New York-based developer Jason Halpern’s JMH Development has been given the go-ahead to carry out a rare demolition in South Beach, in a bid to build a 35,000-square-foot condo building at 2901 Indian Creek Drive. Halpern paid $5.65 million for the parcel late last year.

Approval came from the Miami Beach Historic Preservation Board, which is allowing Halpern to demolish a 1938 structure while retaining two other buildings built in 1936 and 1962 in a project, which one board member said, “would improve a blighted neighborhood.“

Halpern told The Real Deal that the project will have about 15 units, and among them will be three multistory townhomes with individual plunge pools. It will also have a unique to Miami semi-automated parking elevator system that residents will operate. The neighborhood is known for having virtually no street parking and squeezing more than 20 parking spaces into the structure would have been extremely difficult without parking elevators, Halpern told TRD, adding that automated parking elevators are common in New York and actually work best in small buildings.

J.J. Wood and Sebastian Velez of the Miami Beach architecture firm Urban Robot designed the complex. Halpern said the two and his Executive Vice President Laura Garcia had the challenge of combining the historic with the new.

“We put a lot of thought into the contrast between the two and we think it is relevant and we spend a lot of time looking at that,” Halpern said.

A staff report from the Historic Preservation Board noted that when completed, the seven-story structure with its inward sweeping balconies will reference some of the classic Morris Lapidus style buildings found just to the east on Collins Avenue. The report said that the façade of the building has been set back approximately 90 feet from the west facades of historic buildings in the area.

Even preservationists normally averse to any demolition in Miami Beach like the project. Daniel Ciraldo of the Miami Design Preservation League called the project “a good example of blending the old and the new, the design is successful.”

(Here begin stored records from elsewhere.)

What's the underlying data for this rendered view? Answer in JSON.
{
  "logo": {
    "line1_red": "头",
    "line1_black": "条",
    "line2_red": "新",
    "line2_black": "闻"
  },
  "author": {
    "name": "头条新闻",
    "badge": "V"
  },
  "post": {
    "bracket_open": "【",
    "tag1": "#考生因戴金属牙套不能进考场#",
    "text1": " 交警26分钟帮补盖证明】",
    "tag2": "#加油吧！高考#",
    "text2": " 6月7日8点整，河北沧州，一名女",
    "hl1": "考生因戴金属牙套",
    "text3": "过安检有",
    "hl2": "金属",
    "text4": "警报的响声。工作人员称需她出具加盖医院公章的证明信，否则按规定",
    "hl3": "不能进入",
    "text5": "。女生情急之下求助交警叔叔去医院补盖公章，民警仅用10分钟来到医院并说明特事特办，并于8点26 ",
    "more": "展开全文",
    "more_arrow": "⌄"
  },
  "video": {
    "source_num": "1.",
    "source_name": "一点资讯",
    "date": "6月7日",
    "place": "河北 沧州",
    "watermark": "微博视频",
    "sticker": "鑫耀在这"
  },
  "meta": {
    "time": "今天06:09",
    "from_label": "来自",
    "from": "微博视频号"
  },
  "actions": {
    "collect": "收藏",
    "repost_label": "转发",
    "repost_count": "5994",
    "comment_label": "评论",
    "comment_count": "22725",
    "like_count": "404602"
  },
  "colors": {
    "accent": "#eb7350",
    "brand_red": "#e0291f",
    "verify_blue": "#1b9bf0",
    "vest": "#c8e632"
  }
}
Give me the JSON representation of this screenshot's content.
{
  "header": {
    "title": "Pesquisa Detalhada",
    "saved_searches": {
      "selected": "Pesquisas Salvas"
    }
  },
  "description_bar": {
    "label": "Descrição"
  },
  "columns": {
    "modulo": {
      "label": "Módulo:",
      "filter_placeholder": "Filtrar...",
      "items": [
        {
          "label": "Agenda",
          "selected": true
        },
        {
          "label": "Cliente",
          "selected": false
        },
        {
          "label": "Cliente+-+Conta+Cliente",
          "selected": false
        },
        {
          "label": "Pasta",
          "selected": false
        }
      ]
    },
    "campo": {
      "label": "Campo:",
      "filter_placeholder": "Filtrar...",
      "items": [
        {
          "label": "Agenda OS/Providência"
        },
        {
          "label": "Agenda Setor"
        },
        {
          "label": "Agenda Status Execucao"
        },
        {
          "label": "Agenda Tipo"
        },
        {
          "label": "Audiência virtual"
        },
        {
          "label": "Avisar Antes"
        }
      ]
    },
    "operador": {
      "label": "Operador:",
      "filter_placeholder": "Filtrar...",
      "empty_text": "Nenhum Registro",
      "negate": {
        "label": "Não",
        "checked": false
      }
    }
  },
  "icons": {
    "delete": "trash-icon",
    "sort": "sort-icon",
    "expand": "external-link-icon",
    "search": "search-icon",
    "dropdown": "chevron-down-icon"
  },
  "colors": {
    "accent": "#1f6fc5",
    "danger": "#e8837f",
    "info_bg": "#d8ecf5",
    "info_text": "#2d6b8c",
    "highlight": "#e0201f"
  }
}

Halpern said he and his team hope to start building in early 2016 and sales should begin in the next four to six months, although he said his team has yet to decide on pricing.